• _WHAT YOU HAVE TO DO_
Among the entries that follow, some lines contain the word "Redshift". Show all of them.

****************************************

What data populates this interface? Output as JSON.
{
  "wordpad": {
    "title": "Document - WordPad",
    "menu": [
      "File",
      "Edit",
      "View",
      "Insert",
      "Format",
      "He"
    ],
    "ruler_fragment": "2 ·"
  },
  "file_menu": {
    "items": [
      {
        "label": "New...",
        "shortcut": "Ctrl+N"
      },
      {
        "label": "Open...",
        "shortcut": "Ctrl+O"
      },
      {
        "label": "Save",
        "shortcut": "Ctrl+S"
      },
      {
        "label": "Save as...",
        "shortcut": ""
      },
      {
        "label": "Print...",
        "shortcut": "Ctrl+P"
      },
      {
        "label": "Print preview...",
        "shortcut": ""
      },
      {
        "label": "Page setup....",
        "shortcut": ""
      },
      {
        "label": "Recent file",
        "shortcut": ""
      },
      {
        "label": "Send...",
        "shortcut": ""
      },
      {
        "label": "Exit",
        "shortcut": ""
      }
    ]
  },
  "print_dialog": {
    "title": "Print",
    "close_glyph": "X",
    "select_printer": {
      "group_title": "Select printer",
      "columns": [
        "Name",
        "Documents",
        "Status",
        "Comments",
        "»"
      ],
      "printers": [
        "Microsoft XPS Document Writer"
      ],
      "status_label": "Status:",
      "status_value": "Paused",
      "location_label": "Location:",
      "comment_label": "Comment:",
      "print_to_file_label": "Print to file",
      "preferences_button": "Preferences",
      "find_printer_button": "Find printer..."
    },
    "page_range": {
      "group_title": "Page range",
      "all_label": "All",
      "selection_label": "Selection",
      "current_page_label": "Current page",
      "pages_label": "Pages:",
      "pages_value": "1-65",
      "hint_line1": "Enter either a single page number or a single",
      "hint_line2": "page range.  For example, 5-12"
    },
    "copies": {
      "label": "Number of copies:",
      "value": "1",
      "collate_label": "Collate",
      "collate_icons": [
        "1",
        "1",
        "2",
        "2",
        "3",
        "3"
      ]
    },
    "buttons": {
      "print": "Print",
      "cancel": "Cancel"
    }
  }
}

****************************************

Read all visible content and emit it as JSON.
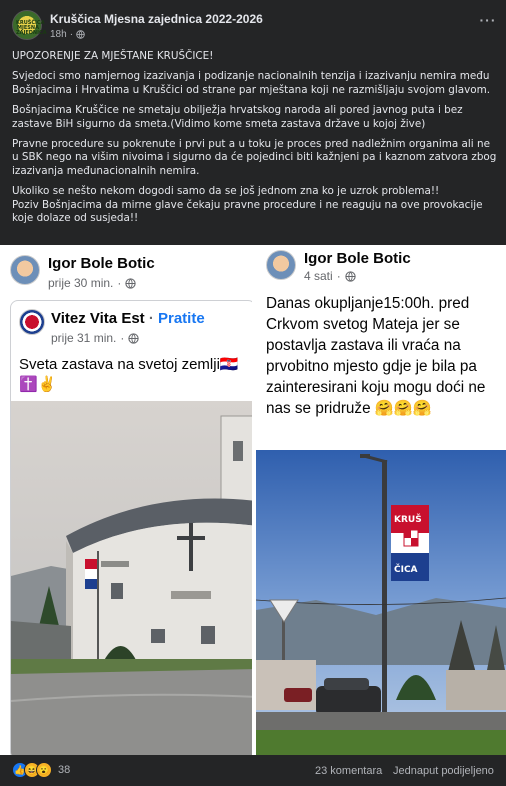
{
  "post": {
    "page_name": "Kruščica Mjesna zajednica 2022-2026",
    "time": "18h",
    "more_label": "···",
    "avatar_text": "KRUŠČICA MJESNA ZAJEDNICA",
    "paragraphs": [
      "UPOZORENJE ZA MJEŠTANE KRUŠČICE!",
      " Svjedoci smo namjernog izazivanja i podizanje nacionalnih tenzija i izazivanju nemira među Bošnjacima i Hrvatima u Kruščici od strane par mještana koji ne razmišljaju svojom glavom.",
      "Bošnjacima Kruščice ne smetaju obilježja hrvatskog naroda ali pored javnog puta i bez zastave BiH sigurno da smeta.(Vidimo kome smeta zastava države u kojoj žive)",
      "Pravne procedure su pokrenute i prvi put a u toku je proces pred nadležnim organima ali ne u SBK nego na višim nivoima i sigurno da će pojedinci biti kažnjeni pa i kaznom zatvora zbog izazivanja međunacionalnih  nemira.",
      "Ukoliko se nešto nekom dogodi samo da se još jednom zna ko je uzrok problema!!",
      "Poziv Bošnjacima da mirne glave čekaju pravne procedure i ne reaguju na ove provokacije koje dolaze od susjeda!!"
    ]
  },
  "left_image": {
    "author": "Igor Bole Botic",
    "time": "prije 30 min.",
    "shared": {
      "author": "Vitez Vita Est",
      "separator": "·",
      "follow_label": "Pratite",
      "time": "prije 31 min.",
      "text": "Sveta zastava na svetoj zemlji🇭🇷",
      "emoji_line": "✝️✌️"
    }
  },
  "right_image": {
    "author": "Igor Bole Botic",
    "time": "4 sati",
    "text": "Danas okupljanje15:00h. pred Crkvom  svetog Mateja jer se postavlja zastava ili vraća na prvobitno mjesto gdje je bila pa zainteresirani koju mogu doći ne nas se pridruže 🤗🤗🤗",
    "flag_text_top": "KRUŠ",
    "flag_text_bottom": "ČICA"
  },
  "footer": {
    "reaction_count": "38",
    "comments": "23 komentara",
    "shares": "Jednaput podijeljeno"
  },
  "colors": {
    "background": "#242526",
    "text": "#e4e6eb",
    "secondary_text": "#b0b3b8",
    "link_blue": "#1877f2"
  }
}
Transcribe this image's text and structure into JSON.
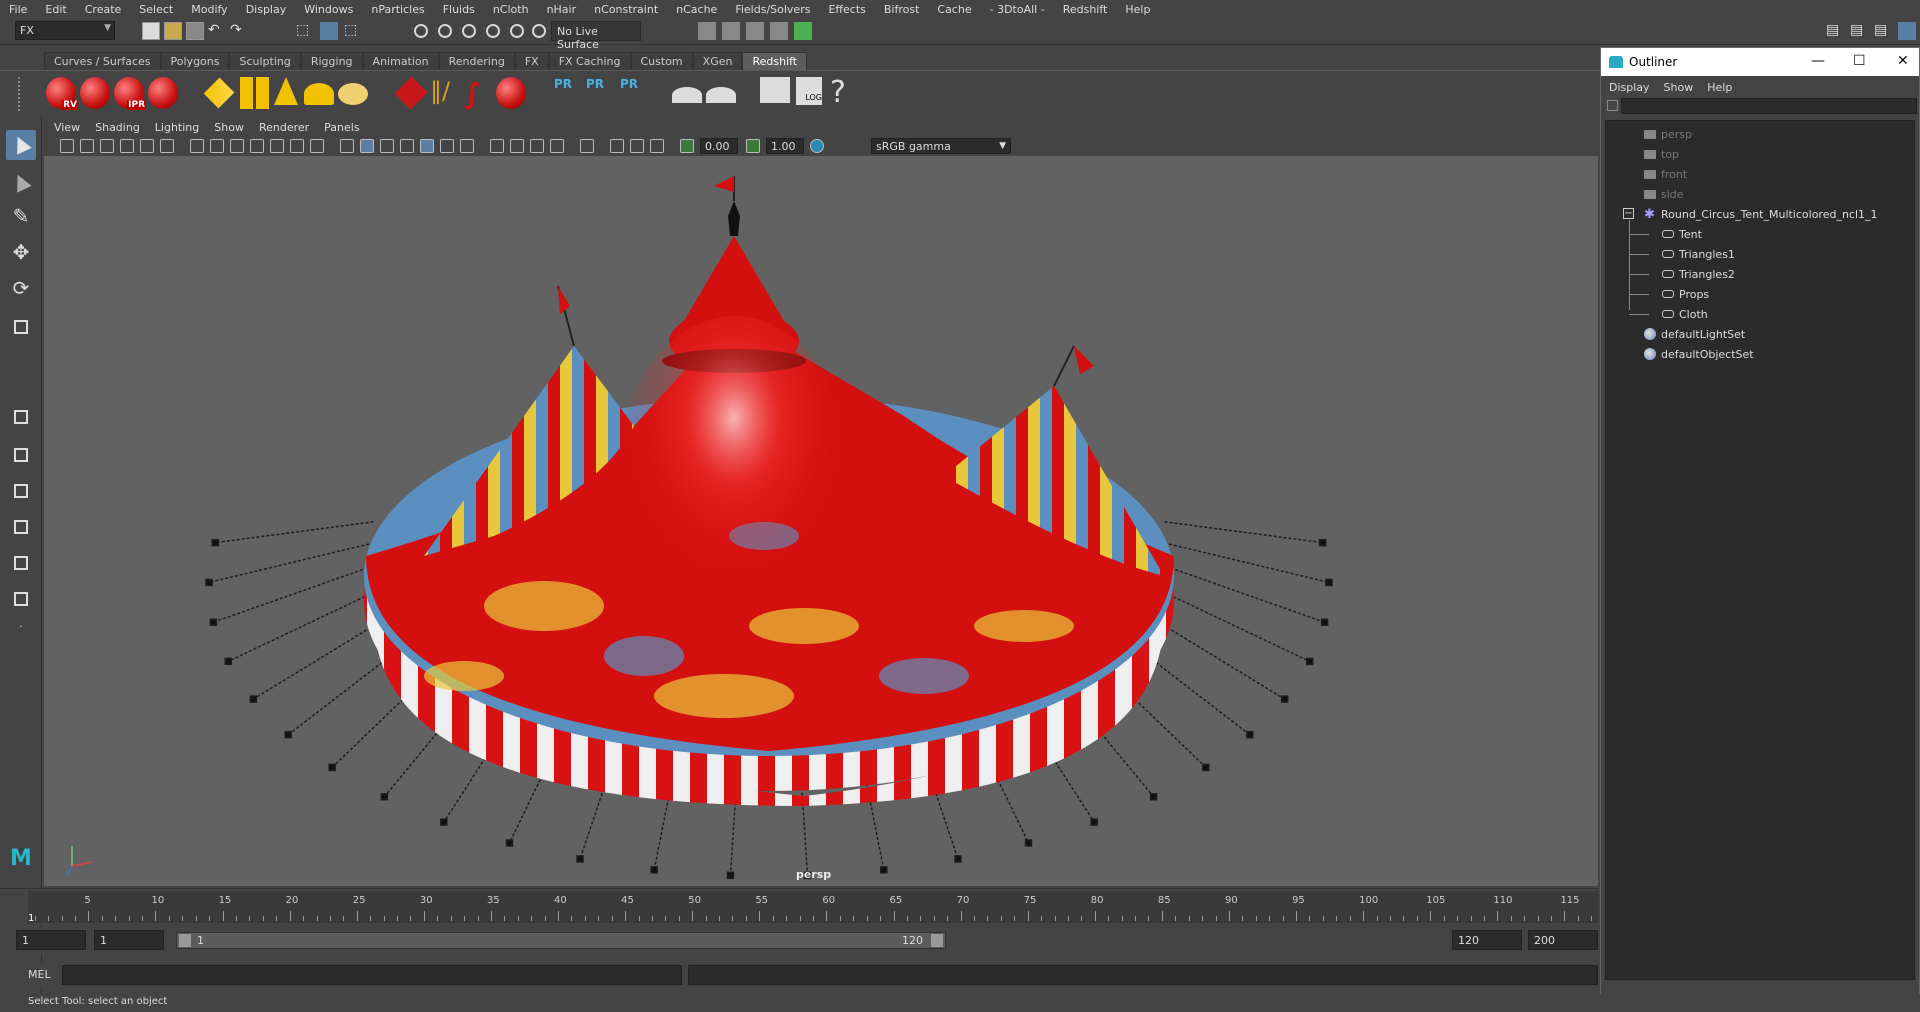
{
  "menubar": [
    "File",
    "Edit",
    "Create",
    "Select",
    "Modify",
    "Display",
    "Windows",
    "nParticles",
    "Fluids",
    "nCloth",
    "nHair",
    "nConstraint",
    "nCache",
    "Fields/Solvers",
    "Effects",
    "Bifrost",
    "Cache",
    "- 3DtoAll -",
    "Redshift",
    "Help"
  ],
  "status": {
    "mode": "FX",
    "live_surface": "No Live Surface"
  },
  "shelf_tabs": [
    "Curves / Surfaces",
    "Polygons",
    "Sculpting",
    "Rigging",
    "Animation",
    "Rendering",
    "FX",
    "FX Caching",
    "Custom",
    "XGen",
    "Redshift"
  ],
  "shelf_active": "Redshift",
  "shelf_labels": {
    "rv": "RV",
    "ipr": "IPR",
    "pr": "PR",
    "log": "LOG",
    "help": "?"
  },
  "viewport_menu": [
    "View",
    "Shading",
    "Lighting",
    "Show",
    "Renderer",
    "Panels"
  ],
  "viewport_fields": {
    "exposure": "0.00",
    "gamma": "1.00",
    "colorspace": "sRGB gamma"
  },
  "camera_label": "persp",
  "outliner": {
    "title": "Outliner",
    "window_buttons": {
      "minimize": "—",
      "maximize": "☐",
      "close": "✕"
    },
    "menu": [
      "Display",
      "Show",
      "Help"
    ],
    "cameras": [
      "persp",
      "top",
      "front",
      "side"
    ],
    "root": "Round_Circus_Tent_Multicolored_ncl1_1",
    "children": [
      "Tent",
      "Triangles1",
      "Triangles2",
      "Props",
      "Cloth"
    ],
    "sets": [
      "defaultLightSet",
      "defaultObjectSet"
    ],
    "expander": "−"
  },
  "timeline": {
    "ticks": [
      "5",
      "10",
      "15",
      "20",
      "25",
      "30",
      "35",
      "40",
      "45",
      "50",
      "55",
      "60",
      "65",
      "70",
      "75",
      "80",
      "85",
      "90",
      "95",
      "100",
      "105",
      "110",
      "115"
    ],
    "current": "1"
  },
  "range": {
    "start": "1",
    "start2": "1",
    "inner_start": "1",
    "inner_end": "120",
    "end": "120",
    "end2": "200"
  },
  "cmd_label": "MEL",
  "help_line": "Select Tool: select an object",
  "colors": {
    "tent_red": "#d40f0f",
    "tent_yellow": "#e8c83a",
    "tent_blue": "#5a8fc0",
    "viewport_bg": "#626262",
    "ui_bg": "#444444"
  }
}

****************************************

• _THE COMPLETED TASK_
    "Redshift",
    "Redshift"
  "shelf_active": "Redshift",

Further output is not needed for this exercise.